    He suggested getting a second battery and battery isolator so the truck and plow run off different batteries. He said that the alternator works harder (and hotter) when the battery level gets lower, so the second battery should ease the load on the alternator because the batteries won't drain down as much.

    My F250 is a 5.4L Gas, so it only comes with one battery. The Ford dealer said the F250 diesels come with two, so it should be easy to fit a second battery in on the other (drivers) side of the engine compartment. I was thinking about getting a 1000 CCA battery but the current battery is odd-sized (low height), so a 1000 CCA battery is hard to source.

    Your thoughts as to the best approach?

  10. Scavenger

    Scavenger Junior Member
    Messages: 18

    I forgot to mention that the truck sometimes stalls when things act up. I have to use a boost to get it going. My driveway is off a main highway, and I often back out on the highway to clean up the end. If it happens to stall when out on the highway, lives are at risk. :-(
  11. Crash935

    Crash935 2000 Club Member
    Messages: 2,377

    I would start by checking all of your connections to the plow, if that doesnt help then check the load that the plow motor is putting on the electrical system.
  12. Scavenger

    Scavenger Junior Member
    Messages: 18

    I haven't changed the filter in the pump since I got the truck in the fall of 07. I just read somewhere else that a partially plugged filter can add a big load on the batteries. I'll do that as well as your suggestion on checking the electrical connections. Thanks. :)
  13. Scavenger

    Scavenger Junior Member
    Messages: 18

    Crash935 - when I check the load that the pump is putting on the electrical system, I'm guessing it's the current I'm checking, not a voltage drop? Is that correct? What would be a typical current draw when lifting the plow? I have a Meyer 8.5' V Plow (which is quite heavy). I don't have a manual on the V-66 pump and Meyer says they don't have one available, so I don't have any specs on typical load vaules.

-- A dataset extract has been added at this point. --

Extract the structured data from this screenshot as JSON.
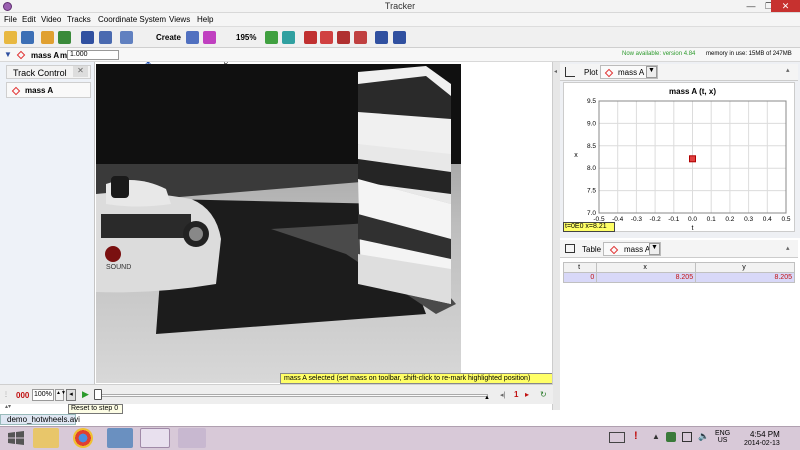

    I put my rebuilt alternator back on yesterday (they replaced the voltage regulator). Worked fine at first, but last evening stopped charging. Rebuilder suspects voltage regulator is gone again (I didn't bring it back in yet), and said that a short could be causing the problem. I'm wondering if a hydraulic pump with plugged filters could put too big a load, causing the regulator to blow. I plan to change the filter and replace the hydraulic oil tomorrow.